Police have also gone after journalists and activists. In February, police arrested lawyer Nikita Jacob, engineer Shantanu Muluk and climate activist Disha Ravi and charged them with sedition, among other serious offences, after they circulated an online toolkit posted by climate activist Greta Thunberg, which offered ways to help the protests through social media hashtags and petitions.

In addition, the government has rolled out a large scale ‘internet shutdown, slowdown, and mass media campaigns that made it difficult for organizers and protesters to communicate with one another and their supporters across the world,’ says Dhillon, who says this has been among the most effective measures in derailing the protests.

‘For instance, the government shut down the internet in the areas around Delhi and Haryana where the largest number of protesters are concentrated. The Trolley Times, which provides a platform for the farmers’ protest movement, and many labour union activists that remain instrumental in organizing the protests were key in drawing attention to these issues. India surpasses any other democratic country in using internet shutdown and slowdown to undermine protests where the public opposes its policies. In fact, the government used similar measures to undermine the widespread protests that emerged in the wake of the Citizenship Amendment Bill in 2019.’

Those tactics have failed to make a mark, however. More than six months in, the protests show scant signs of waning. Recent surveys conducted by the Lokniti Programme for Comparative Democracy, meanwhile, suggest widespread support for a repeal of the laws in four BJP stronghold states.

In a recent joint letter to the government sent by 12 opposition parties, leaders called not just for an expansion of vaccination production and distribution but for a repeal of the laws as a means to get farmers home to avoid them ‘becoming victims of the pandemic so that they can continue to produce food to feed the Indian people’.

Union leaders and doctors have brought oxygen to the protest sites, and have even set up a vaccination centre offering the Covid-19 vaccine to demonstrators. With the farmers refusing to cave and the Supreme Court showing little inclination to lift its stay on the laws, the government may have few options left at hand. But the ongoing devastation of the pandemic is hitting farmers hard.

‘The issues that farmers had raised in protest about the growing insecurity in their livelihoods have only deepened and worsened since the protests began in fall 2020,’ says Sanjay Ruparelia, the Jarislowsky Democracy Chair at Ryerson University. ‘Farmers were protesting because they felt that the laws as they had been designed left them incredibly vulnerable to big corporations and agribusiness. There were big concerns for indebtedness.’

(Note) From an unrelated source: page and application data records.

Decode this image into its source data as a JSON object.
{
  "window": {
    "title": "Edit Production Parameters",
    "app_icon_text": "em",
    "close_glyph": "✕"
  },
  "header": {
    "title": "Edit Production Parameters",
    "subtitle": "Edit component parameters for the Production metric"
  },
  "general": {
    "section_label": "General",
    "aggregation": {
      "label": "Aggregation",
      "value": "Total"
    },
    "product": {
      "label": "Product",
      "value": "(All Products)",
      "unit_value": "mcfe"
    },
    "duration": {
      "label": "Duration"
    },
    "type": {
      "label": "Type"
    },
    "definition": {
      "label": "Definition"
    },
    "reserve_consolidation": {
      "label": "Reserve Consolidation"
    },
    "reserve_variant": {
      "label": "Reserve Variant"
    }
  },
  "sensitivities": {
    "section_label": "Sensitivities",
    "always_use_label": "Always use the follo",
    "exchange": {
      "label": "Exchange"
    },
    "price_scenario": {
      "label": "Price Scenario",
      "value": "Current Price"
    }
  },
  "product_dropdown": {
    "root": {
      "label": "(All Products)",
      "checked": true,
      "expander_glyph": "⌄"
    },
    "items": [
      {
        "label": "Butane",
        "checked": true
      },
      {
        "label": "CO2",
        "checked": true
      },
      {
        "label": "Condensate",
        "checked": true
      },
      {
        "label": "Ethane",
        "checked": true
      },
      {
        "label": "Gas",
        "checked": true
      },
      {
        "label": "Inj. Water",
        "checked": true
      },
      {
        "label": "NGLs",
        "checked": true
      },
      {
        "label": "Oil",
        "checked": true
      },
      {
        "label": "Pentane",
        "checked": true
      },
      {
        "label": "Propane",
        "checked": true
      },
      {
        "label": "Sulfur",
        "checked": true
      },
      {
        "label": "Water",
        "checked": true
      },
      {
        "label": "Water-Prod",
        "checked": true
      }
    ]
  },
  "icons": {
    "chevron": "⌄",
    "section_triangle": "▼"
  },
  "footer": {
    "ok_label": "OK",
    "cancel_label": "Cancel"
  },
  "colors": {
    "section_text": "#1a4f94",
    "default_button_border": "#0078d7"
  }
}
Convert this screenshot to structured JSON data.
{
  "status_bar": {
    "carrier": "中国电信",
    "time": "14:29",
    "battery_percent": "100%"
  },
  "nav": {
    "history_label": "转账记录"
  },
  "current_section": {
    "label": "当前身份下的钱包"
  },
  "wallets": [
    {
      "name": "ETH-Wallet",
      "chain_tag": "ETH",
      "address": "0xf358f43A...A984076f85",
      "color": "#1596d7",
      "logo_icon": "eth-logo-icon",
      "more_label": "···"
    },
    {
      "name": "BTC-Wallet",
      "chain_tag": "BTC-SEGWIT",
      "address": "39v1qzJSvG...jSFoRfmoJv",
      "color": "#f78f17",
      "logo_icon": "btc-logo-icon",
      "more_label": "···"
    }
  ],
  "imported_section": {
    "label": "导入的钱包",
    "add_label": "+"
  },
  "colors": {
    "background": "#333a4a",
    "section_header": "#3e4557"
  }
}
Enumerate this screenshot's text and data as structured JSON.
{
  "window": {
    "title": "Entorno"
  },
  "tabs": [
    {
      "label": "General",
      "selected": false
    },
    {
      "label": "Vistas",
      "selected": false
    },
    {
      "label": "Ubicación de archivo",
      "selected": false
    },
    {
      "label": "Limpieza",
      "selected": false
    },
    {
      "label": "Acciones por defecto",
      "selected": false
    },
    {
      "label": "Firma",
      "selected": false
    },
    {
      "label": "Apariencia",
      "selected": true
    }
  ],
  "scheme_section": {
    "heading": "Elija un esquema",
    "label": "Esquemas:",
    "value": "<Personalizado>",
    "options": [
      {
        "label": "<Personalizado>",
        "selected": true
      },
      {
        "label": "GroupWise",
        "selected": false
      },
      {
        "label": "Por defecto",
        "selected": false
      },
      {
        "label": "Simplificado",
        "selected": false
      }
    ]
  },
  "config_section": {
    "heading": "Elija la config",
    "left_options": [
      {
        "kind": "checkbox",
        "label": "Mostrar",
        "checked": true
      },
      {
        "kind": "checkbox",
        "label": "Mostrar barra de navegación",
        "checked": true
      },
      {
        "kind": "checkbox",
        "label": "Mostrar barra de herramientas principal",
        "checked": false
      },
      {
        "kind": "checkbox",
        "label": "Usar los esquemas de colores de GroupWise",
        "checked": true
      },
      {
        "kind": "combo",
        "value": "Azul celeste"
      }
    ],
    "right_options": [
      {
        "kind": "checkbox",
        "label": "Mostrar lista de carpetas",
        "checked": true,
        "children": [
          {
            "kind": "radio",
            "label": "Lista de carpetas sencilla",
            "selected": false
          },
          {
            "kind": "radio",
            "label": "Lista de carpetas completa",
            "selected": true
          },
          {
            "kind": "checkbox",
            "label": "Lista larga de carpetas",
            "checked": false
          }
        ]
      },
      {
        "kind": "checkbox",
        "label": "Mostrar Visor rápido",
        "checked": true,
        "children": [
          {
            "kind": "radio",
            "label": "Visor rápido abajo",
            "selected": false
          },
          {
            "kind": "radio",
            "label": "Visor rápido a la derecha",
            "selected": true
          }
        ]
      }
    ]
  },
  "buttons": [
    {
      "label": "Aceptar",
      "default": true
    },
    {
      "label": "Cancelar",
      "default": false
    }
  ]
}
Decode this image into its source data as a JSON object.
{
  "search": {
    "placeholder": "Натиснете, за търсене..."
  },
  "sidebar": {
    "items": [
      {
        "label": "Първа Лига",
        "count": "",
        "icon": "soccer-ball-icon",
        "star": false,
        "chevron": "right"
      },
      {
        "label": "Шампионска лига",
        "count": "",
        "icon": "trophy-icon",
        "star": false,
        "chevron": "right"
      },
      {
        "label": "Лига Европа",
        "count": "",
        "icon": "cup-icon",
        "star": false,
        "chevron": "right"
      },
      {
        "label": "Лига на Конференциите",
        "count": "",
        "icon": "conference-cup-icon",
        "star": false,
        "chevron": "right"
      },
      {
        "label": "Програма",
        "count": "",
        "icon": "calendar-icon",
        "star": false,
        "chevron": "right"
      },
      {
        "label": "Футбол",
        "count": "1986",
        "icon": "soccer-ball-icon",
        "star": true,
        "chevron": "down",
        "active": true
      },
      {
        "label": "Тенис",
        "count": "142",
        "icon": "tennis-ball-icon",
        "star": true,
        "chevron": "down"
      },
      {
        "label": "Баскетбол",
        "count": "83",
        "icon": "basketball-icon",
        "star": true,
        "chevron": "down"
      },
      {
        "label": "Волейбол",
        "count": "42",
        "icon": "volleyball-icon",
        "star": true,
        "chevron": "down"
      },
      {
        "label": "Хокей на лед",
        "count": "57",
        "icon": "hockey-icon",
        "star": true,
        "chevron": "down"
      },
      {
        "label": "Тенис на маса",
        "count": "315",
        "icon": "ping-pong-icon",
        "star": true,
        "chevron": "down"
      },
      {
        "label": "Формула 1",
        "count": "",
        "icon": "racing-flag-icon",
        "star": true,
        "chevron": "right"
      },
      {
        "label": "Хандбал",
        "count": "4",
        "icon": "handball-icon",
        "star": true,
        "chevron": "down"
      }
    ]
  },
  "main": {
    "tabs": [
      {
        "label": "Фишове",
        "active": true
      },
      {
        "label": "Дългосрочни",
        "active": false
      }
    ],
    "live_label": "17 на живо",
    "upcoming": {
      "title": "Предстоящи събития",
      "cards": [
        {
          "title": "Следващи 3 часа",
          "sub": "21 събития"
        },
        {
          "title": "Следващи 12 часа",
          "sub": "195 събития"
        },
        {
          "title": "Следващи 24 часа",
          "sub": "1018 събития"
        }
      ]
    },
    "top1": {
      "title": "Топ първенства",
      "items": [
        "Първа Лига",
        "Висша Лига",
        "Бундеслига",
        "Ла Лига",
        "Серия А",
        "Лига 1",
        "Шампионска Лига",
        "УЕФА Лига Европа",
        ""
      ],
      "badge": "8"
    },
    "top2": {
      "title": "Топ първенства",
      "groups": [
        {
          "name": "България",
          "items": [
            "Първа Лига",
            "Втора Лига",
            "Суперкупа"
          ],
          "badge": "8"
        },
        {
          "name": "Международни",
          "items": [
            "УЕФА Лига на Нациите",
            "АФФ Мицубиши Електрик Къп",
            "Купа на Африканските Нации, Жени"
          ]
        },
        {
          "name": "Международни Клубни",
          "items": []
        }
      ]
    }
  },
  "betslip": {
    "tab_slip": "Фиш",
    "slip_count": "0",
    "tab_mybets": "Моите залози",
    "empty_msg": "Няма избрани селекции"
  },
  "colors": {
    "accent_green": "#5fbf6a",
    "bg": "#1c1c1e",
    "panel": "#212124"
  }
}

‘All those circumstances remain the same but they are in a much more acute situation now,’ explains Ruparelia. ‘The Indian economy contracted 8–10% last year in the first wave. The second wave is decimating the economy and particularly it will decimate the rural economy – it’s creeping into the countryside. No one knows the real figure but experts estimate it’s five to ten times higher.

He adds that in rural India, particularly in the northern states, ‘public health infrastructure was extremely weak even before the pandemic. Now, with the pandemic hitting cities, we’re seeing mass migration of seasonal workers back to villages. People are bracing for even worse scenes than what we’ve seen in past weeks. The state of agriculture will take a very big hit.’

Abby Seiff is a freelance journalist and can be contacted at